are also very sensitive to the economics of their equipment. As solar
gets cheaper you will see more solar, but there is a large installed
base of diesel power that is both very reliable and inexpensive.

> There are lots of types of "farms". Maybe you might want to study this a
> bit.

As you may have surmised, I am more than a little familiar with
agriculture at numerous scales and in several climates.

> Your argument about scale only is true within certain assumptions --
> including assumptions about market access, labor availability, choice of
> equipment, cost of land, and so on. Those assumptions may all change if
> other aspects of our society change.

Nope, the economics are almost purely energy-based.  You can tweak the
other parameters madly to optimize for certain assumptions and
conditions, but at the end of the day the calculus all comes back to

>> Note also that the scale of the farm required is dependent on the
>> local ecology and climate.  In some very rich areas you have a
>> reasonable farm on a mere tens of acres, but in other areas the
>> revenue per acre is so low that you need thousands of acres just to
>> cover basic overhead.
> Then maybe we should not be farming such places? :-) Especially if most
> agricultural land is not needed given how it is used mostly to grow grain to
> feed to grass-adapted ruminants and make everyone unhappy and sick? :-(

American agriculture has adapted to virtually every ecological zone of
the country and found ways to make all of those regions economically
productive. The reason low-yield regions are productive is that there
are methods of farming those regions such that the energy and capital
requirements per acre scale according to the yield.

> You sound extremely confident about that. What if the robots are cheap? What
> if they are solar powered? What if the first thing they do is smooth out the
> fields? What if one reason farm land is so rugged is that farm tractor tires
> chew it up? What if robots companion-plant crops in squares instead of rows?
> Robots allow looking at agricultural problems in entirely new ways, just
> like they have changed how laws are mowed (every day instead of every week).
> It almost seems to me like the roboticists making lawnmowers have reinvented
> sheep. :-)
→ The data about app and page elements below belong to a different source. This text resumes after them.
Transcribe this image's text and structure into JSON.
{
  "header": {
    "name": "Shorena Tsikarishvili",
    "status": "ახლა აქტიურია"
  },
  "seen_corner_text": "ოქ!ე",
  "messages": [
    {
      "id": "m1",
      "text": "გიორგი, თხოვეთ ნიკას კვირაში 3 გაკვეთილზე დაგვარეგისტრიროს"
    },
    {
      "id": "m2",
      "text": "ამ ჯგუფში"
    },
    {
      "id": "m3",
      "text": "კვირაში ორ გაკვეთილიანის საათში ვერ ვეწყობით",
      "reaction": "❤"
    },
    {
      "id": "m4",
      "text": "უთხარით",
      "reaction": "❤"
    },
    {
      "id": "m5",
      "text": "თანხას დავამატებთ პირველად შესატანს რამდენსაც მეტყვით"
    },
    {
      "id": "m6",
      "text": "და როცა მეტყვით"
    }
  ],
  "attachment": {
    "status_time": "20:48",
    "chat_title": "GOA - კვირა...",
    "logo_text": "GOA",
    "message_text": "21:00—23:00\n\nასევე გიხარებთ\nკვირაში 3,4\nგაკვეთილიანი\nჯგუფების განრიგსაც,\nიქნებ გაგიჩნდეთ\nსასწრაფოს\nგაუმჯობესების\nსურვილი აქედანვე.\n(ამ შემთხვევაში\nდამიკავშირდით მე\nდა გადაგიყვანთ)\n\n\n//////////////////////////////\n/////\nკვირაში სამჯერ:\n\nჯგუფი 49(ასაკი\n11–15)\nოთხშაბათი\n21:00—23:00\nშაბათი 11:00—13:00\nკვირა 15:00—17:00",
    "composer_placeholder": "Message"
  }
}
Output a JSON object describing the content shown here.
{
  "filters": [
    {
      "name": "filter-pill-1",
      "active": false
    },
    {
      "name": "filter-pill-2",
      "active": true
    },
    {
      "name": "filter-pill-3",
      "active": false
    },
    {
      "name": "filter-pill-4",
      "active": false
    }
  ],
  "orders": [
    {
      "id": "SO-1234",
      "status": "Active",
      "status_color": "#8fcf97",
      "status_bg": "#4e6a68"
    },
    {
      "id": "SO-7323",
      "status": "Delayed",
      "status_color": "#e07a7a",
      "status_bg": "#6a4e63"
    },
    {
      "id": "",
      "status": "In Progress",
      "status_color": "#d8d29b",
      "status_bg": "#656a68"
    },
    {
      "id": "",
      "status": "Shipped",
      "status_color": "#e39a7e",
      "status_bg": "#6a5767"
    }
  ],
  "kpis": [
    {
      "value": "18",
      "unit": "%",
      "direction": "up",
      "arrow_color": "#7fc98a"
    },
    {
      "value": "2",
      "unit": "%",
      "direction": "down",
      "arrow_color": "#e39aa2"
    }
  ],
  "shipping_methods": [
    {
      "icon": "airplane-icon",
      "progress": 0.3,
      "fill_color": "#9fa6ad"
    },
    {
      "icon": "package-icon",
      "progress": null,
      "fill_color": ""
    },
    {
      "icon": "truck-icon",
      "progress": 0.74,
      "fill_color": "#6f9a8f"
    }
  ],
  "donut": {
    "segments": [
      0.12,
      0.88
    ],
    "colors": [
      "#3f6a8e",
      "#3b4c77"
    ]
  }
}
You mistakenly assume that all of this has not been tried and studied
in great detail.  Where it makes sense, it *is* being used.  American
agriculture is technologically pretty far ahead of where you think it
is. One of the reasons Americans can aggressively compete on price
against third-world labor in things like the rice market is due to a
high degree of computerization and clever automation. Robotics are
rapidly becoming a part of farms *where it makes sense*, and have been
for some time but the implementation might look different than what
you are imagining because there are real-world issues you are

> You use the word "efficient".
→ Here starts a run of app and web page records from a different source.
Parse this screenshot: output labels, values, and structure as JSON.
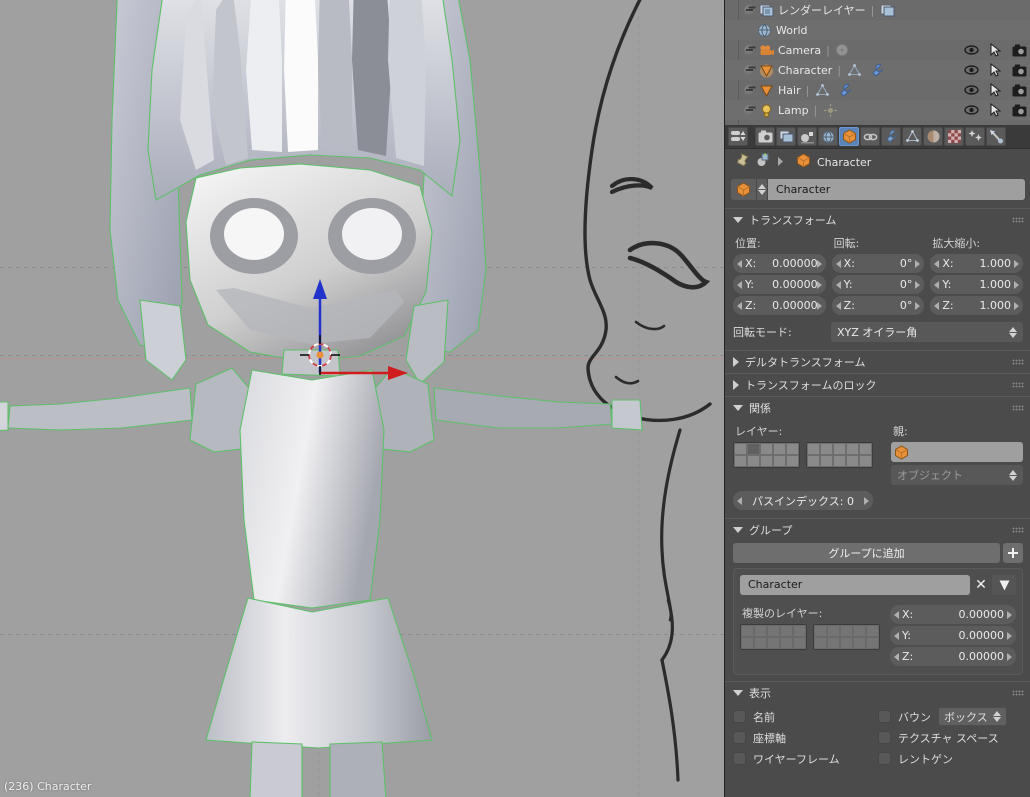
{
  "viewport": {
    "status_text": "(236) Character",
    "background_sketch": "character-side-profile-reference",
    "mesh_name": "low-poly-chibi-character",
    "selection_outline_color": "#5fbf6a",
    "background_color": "#a0a0a0",
    "axis_x_color": "#b89494",
    "cursor_3d": "3d-cursor",
    "manipulator": "translate-manipulator"
  },
  "outliner": {
    "rows": [
      {
        "label": "レンダーレイヤー",
        "icon": "render-layers-icon",
        "expandable": true,
        "sub_icons": [
          "render-layer-icon"
        ],
        "toggles": []
      },
      {
        "label": "World",
        "icon": "world-icon",
        "expandable": false,
        "sub_icons": [],
        "toggles": []
      },
      {
        "label": "Camera",
        "icon": "camera-object-icon",
        "expandable": true,
        "sub_icons": [
          "camera-data-icon"
        ],
        "toggles": [
          "eye-icon",
          "cursor-icon",
          "camera-icon"
        ]
      },
      {
        "label": "Character",
        "icon": "mesh-object-icon",
        "expandable": true,
        "sub_icons": [
          "mesh-data-icon",
          "modifier-wrench-icon"
        ],
        "toggles": [
          "eye-icon",
          "cursor-icon",
          "camera-icon"
        ]
      },
      {
        "label": "Hair",
        "icon": "mesh-object-icon",
        "expandable": true,
        "sub_icons": [
          "mesh-data-icon",
          "modifier-wrench-icon"
        ],
        "toggles": [
          "eye-icon",
          "cursor-icon",
          "camera-icon"
        ]
      },
      {
        "label": "Lamp",
        "icon": "lamp-object-icon",
        "expandable": true,
        "sub_icons": [
          "lamp-data-icon"
        ],
        "toggles": [
          "eye-icon",
          "cursor-icon",
          "camera-icon"
        ]
      }
    ]
  },
  "properties": {
    "tabs": [
      {
        "name": "render-tab",
        "icon": "camera-back-icon",
        "selected": false
      },
      {
        "name": "render-layers-tab",
        "icon": "render-layers-icon",
        "selected": false
      },
      {
        "name": "scene-tab",
        "icon": "scene-icon",
        "selected": false
      },
      {
        "name": "world-tab",
        "icon": "world-icon",
        "selected": false
      },
      {
        "name": "object-tab",
        "icon": "object-cube-icon",
        "selected": true
      },
      {
        "name": "constraints-tab",
        "icon": "chain-link-icon",
        "selected": false
      },
      {
        "name": "modifiers-tab",
        "icon": "wrench-icon",
        "selected": false
      },
      {
        "name": "object-data-tab",
        "icon": "mesh-data-icon",
        "selected": false
      },
      {
        "name": "material-tab",
        "icon": "material-sphere-icon",
        "selected": false
      },
      {
        "name": "texture-tab",
        "icon": "checker-texture-icon",
        "selected": false
      },
      {
        "name": "particles-tab",
        "icon": "particles-icon",
        "selected": false
      },
      {
        "name": "physics-tab",
        "icon": "physics-icon",
        "selected": false
      }
    ],
    "breadcrumb": {
      "pin_icon": "pin-icon",
      "browse_icon": "browse-id-icon",
      "object_icon": "object-cube-icon",
      "text": "Character"
    },
    "id_block": {
      "icon": "object-cube-icon",
      "name": "Character"
    },
    "transform": {
      "title": "トランスフォーム",
      "open": true,
      "location_label": "位置:",
      "rotation_label": "回転:",
      "scale_label": "拡大縮小:",
      "location": [
        {
          "axis": "X:",
          "value": "0.00000"
        },
        {
          "axis": "Y:",
          "value": "0.00000"
        },
        {
          "axis": "Z:",
          "value": "0.00000"
        }
      ],
      "rotation": [
        {
          "axis": "X:",
          "value": "0°"
        },
        {
          "axis": "Y:",
          "value": "0°"
        },
        {
          "axis": "Z:",
          "value": "0°"
        }
      ],
      "scale": [
        {
          "axis": "X:",
          "value": "1.000"
        },
        {
          "axis": "Y:",
          "value": "1.000"
        },
        {
          "axis": "Z:",
          "value": "1.000"
        }
      ],
      "rotation_mode_label": "回転モード:",
      "rotation_mode_value": "XYZ オイラー角"
    },
    "delta_transform": {
      "title": "デルタトランスフォーム",
      "open": false
    },
    "transform_lock": {
      "title": "トランスフォームのロック",
      "open": false
    },
    "relations": {
      "title": "関係",
      "open": true,
      "layers_label": "レイヤー:",
      "active_layer_index": 1,
      "parent_label": "親:",
      "parent_value": "",
      "parent_type_value": "オブジェクト",
      "pass_index_label": "パスインデックス:",
      "pass_index_value": "0"
    },
    "groups": {
      "title": "グループ",
      "open": true,
      "add_to_group_label": "グループに追加",
      "plus_icon": "plus-icon",
      "group_name": "Character",
      "remove_icon": "x-close-icon",
      "dupli_layers_label": "複製のレイヤー:",
      "offsets": [
        {
          "axis": "X:",
          "value": "0.00000"
        },
        {
          "axis": "Y:",
          "value": "0.00000"
        },
        {
          "axis": "Z:",
          "value": "0.00000"
        }
      ]
    },
    "display": {
      "title": "表示",
      "open": true,
      "checkboxes_left": [
        {
          "label": "名前",
          "checked": false
        },
        {
          "label": "座標軸",
          "checked": false
        },
        {
          "label": "ワイヤーフレーム",
          "checked": false
        }
      ],
      "checkboxes_right": [
        {
          "label": "バウン",
          "checked": false
        },
        {
          "label": "テクスチャ スペース",
          "checked": false
        },
        {
          "label": "レントゲン",
          "checked": false
        }
      ],
      "bounds_dropdown_value": "ボックス"
    }
  },
  "colors": {
    "accent_selected_tab": "#5b85b8",
    "panel_bg": "#4b4b4b",
    "outliner_bg": "#6b6b6b",
    "header_bg": "#3a3a3a",
    "field_bg": "#5c5c5c",
    "text_field_bg": "#9f9f9f",
    "object_icon_orange": "#e0883a"
  }
}
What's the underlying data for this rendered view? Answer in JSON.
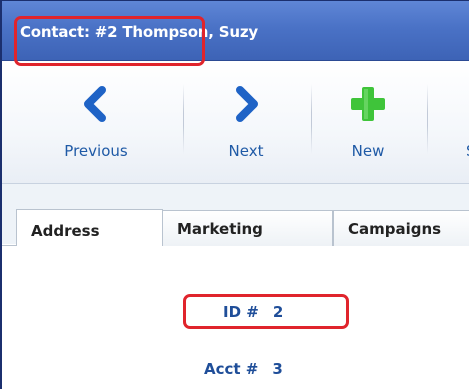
{
  "window": {
    "title": "Contact: #2  Thompson, Suzy"
  },
  "toolbar": {
    "previous_label": "Previous",
    "next_label": "Next",
    "new_label": "New",
    "partial_label": "S"
  },
  "tabs": [
    {
      "label": "Address"
    },
    {
      "label": "Marketing"
    },
    {
      "label": "Campaigns"
    }
  ],
  "fields": {
    "id_label": "ID #",
    "id_value": "2",
    "acct_label": "Acct #",
    "acct_value": "3"
  },
  "colors": {
    "titlebar": "#4a72c6",
    "arrow_blue": "#1f63c6",
    "plus_green": "#3fc43a",
    "label_blue": "#1f5aa6",
    "highlight_red": "#e0242c"
  },
  "icons": [
    "chevron-left-icon",
    "chevron-right-icon",
    "plus-icon"
  ]
}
Yes, not wasting scarce resources unnecessarily.  Are you really
arguing that we should wantonly waste finite natural resources?  The
goal of farming is to produce food.

J. Andrew Rogers

More information about the p2presearch mailing list